▶ MATERIAL TO PROCESS
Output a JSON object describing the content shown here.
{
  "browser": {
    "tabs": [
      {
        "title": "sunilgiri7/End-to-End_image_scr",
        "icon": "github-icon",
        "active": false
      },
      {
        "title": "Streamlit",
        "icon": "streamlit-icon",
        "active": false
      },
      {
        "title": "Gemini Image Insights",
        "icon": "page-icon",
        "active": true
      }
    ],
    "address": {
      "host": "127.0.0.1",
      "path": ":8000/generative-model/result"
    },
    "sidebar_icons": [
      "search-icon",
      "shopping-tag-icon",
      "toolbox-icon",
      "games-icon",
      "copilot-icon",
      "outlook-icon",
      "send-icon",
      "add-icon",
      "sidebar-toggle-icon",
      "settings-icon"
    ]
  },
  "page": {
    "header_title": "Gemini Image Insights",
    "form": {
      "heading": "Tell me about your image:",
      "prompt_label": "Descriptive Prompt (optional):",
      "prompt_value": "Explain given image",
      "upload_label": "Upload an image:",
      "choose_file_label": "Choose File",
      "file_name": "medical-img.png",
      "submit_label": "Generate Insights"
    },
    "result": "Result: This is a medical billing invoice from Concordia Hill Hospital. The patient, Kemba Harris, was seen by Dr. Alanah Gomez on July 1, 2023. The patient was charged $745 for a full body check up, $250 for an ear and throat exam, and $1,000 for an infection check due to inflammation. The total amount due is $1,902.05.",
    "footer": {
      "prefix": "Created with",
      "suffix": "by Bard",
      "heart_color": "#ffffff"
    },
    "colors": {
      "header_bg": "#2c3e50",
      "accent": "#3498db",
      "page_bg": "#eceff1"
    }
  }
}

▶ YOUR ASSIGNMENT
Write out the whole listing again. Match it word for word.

▶ TASK RESULT
Output a JSON object describing the content shown here.
{
  "browser": {
    "tabs": [
      {
        "title": "sunilgiri7/End-to-End_image_scr",
        "icon": "github-icon",
        "active": false
      },
      {
        "title": "Streamlit",
        "icon": "streamlit-icon",
        "active": false
      },
      {
        "title": "Gemini Image Insights",
        "icon": "page-icon",
        "active": true
      }
    ],
    "address": {
      "host": "127.0.0.1",
      "path": ":8000/generative-model/result"
    },
    "sidebar_icons": [
      "search-icon",
      "shopping-tag-icon",
      "toolbox-icon",
      "games-icon",
      "copilot-icon",
      "outlook-icon",
      "send-icon",
      "add-icon",
      "sidebar-toggle-icon",
      "settings-icon"
    ]
  },
  "page": {
    "header_title": "Gemini Image Insights",
    "form": {
      "heading": "Tell me about your image:",
      "prompt_label": "Descriptive Prompt (optional):",
      "prompt_value": "Explain given image",
      "upload_label": "Upload an image:",
      "choose_file_label": "Choose File",
      "file_name": "medical-img.png",
      "submit_label": "Generate Insights"
    },
    "result": "Result: This is a medical billing invoice from Concordia Hill Hospital. The patient, Kemba Harris, was seen by Dr. Alanah Gomez on July 1, 2023. The patient was charged $745 for a full body check up, $250 for an ear and throat exam, and $1,000 for an infection check due to inflammation. The total amount due is $1,902.05.",
    "footer": {
      "prefix": "Created with",
      "suffix": "by Bard",
      "heart_color": "#ffffff"
    },
    "colors": {
      "header_bg": "#2c3e50",
      "accent": "#3498db",
      "page_bg": "#eceff1"
    }
  }
}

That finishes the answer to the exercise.